Associate Justice Ruth Bader Ginsberg passed away last week at the age of 87 from cancer. She is receiving much praise for her life’s work. Ginsberg was the second woman to serve on the U.S. Supreme Court, being appointed by President Bill Clinton and taking her seat in 1993. The first woman to serve on the Court was Sandra Day O’Connor, starting in 1981.
Among the many praises of Ginsberg’s life and work was this one from New York Governor Andrew Cuomo: “Justice Ruth Bader Ginsburg selflessly pursued truth and justice in a world of division, giving voice to the voiceless and uplifting those who were pushed aside by forces of hate and indifference,” he said. Cuomo said that New York will erect a statue honoring the legacy of Justice Ginsberg in her native Brooklyn.
Her passing resulted in much sadness and regret, and it has also brought forth a hot political issue: How and when to fill her seat on the Court?
Democrats say President Donald Trump must not nominate anyone. They are horrified at the prospect of the President doing so this close to the election.
Some Republicans also think an appointment should wait until after the election. However, with millions more mass-mailed ballots in this election, the results may not be known for several days, a few weeks or even months. With this possibility, we need a full, nine-member Supreme Court to address potential issues.
Many people have expressed their opinions about this situation. One of them is Mark Levin, attorney, author and chairman of Landmark Legal Foundation, who had this to say: “I can think of no president who has chosen not to nominate a candidate to the Supreme Court when a vacancy occurs, regardless of when that vacancy occurs. Whether the Senate confirms or not is a wholly separate issue. But for a Republican president not to try to fill a vacancy with a Republican Senate (despite some weakness among certain senators) is irrational. The Democrats have not and would never do such a thing.”
What PJ Media reported may also carry some weight: “When a similar scenario occurred four years ago, following the death of Antonin Scalia, the Republican-controlled Senate blocked Barack Obama’s nomination of Merrick Garland to the Supreme Court. It was a controversial move, and Ginsburg had something to say about it.”

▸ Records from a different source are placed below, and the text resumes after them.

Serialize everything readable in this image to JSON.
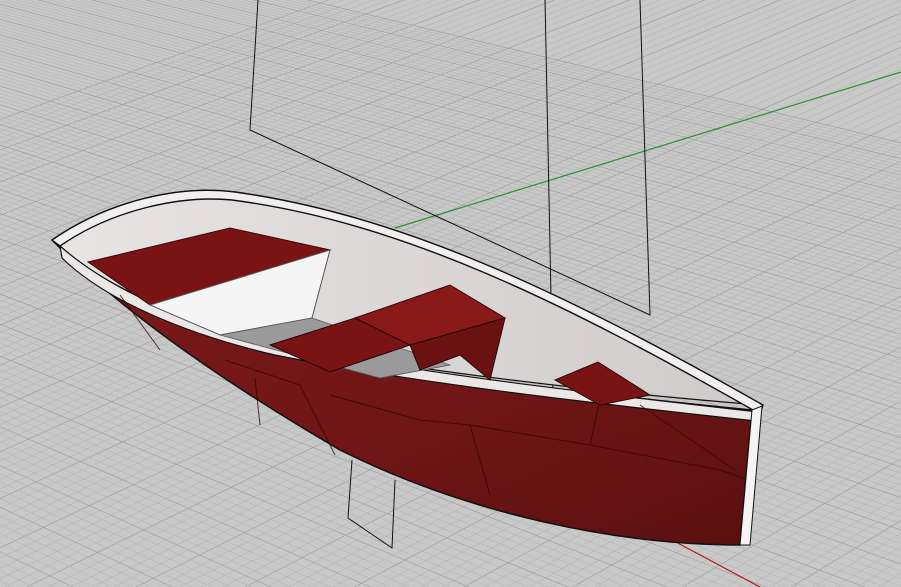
{
  "viewport": {
    "background": "#c8c8c8",
    "grid_minor_color": "#b6b6b6",
    "grid_major_color": "#9c9c9c",
    "x_axis_color": "#b11a1a",
    "y_axis_color": "#2e8f2e"
  },
  "model": {
    "hull_exterior_color": "#8a1f1f",
    "hull_interior_color": "#dcd8d8",
    "gunwale_color": "#f0eeee",
    "edge_color": "#111111",
    "seat_color": "#7a1414",
    "sail_line_color": "#111111"
  }
}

“That’s their job,” Ginsberg said in July, 2016. “There’s nothing in the Constitution that says the President stops being President in his last year.” And, a few months later she said, “Eight is not a good number for a collegial body that sometimes disagrees.” Justice Sonia Sotomayor, who was with her at the time, agreed: “I think we hope there will be nine as quickly as possible.”
“The Republican position on filling vacancies arising during a presidential election year has been consistent and follows historical norms,” wrote judicialnetwork.com. The record is as follows:

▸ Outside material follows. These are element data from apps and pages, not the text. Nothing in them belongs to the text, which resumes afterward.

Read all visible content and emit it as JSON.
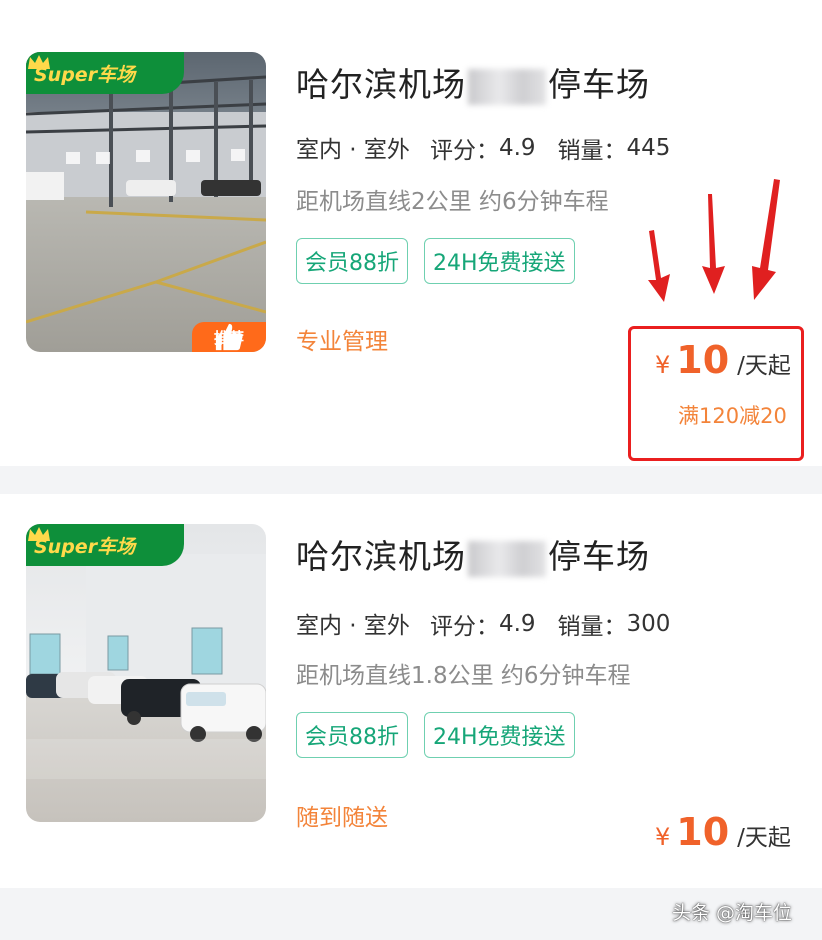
{
  "listings": [
    {
      "brand": "Super车场",
      "recommend": "推荐",
      "title_prefix": "哈尔滨机场",
      "title_suffix": "停车场",
      "type": "室内 · 室外",
      "rating_label": "评分：",
      "rating": "4.9",
      "sales_label": "销量：",
      "sales": "445",
      "distance": "距机场直线2公里 约6分钟车程",
      "tags": [
        "会员88折",
        "24H免费接送"
      ],
      "extra": "专业管理",
      "price_symbol": "¥",
      "price": "10",
      "price_unit": "/天起",
      "discount": "满120减20"
    },
    {
      "brand": "Super车场",
      "title_prefix": "哈尔滨机场",
      "title_suffix": "停车场",
      "type": "室内 · 室外",
      "rating_label": "评分：",
      "rating": "4.9",
      "sales_label": "销量：",
      "sales": "300",
      "distance": "距机场直线1.8公里 约6分钟车程",
      "tags": [
        "会员88折",
        "24H免费接送"
      ],
      "extra": "随到随送",
      "price_symbol": "¥",
      "price": "10",
      "price_unit": "/天起"
    }
  ],
  "watermark": "头条 @淘车位",
  "colors": {
    "brand_green": "#0e8f3a",
    "brand_yellow": "#ffd94a",
    "tag_green": "#16a678",
    "price_orange": "#f0622a",
    "highlight_red": "#ea1f1f"
  },
  "icons": [
    "crown-icon",
    "thumbs-up-icon",
    "red-arrow-icon"
  ]
}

* “When the same party controls the White House and the Senate (e.g., now), the confirmation process proceeds as usual and the nominee is almost always confirmed. A new justice has been confirmed 8 out of 10 times this has happened.”
* “When different parties control the White House and the Senate (e.g., in 2016) the confirmation process either does not proceed or proceeds and the nomination usually fails. In the handful of instances when such nominations proceeded (excluding one case in which there was a recess appointment), they failed 4 out of 6 times.”

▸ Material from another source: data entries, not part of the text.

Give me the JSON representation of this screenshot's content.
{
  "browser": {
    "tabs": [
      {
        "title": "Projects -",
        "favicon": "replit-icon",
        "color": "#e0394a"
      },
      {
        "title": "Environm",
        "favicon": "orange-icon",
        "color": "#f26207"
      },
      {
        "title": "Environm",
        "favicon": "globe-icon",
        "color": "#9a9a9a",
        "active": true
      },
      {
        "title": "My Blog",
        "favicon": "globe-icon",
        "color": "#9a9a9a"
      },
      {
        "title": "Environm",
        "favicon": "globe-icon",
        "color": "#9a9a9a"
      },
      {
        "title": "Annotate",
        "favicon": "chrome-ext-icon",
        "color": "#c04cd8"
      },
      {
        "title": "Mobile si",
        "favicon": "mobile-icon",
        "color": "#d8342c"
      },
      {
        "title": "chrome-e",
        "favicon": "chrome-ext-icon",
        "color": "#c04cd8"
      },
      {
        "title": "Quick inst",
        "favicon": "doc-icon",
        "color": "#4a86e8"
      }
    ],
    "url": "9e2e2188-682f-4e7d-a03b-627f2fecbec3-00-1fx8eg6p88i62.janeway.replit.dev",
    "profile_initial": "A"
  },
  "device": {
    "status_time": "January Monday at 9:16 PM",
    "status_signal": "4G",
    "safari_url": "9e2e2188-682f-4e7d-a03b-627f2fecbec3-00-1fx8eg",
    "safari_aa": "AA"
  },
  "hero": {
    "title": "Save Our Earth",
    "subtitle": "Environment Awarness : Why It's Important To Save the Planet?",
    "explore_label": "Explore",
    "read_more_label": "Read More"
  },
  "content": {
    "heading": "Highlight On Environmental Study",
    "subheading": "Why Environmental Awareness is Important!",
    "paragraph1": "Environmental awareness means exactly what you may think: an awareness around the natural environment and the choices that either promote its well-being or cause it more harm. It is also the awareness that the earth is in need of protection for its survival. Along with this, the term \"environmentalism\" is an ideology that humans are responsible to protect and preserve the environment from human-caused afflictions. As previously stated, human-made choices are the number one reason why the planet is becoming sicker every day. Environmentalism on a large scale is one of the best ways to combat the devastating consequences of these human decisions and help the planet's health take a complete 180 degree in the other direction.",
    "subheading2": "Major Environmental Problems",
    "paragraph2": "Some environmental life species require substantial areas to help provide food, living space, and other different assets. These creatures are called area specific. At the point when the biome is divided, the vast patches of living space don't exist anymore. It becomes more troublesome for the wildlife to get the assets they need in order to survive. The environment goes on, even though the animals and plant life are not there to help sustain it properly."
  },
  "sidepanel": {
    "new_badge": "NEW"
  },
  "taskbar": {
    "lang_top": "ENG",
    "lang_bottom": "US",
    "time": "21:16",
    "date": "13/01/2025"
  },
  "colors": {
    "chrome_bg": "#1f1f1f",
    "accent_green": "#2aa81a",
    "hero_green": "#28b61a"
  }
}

Some accuse the Republicans of trying to rush the process. However, other confirmations have been completed in a short time frame.
“According to Senate records,” The Federalist reports, “Justices Ginsburg, John Paul Stevens, and Sandra Day O’Connor were all confirmed in a short period of time. Stevens’s confirmation in 1975 took 19 days, O’Connor’s confirmation in 1981 took 33 days, and Ginsburg’s confirmation in 1993 took 42 days.”
Sen. Lindsey Graham, R-Ga., offered additional information. “The two biggest changes regarding the Senate and judicial confirmations that have occurred in the last decade have come from Democrats. Harry Reid changed the rules to allow a simple majority vote for Circuit Court nominees, dealing out the minority. Chuck Schumer and his friends in the liberal media conspired to destroy the life of Brett Kavanaugh and hold that Supreme Court seat open.”
And, each side has produced comments from members of the other side that contradict their current positions. Fox News “Media Buzz” host Howard Kurtz noted that politicians do exhibit “flexibility” from time to time.
However, there are activist justices on federal courts, including the late Justice Ginsburg, who insert their personal or political beliefs into their work. They view the Constitution as a “living” document, the meaning of which changes with the winds of cultural evolution or personal preference, instead of applying the Constitution’s original meaning. That destroys a stable judicial system. Justices and judges must apply the law, not make law.
If removing President Donald Trump from office was a legitimate effort to protect the country, then stabilizing the judicial system with judges who honor the Constitution and laws as they are written, and not as they wish they were written, certainly is, also.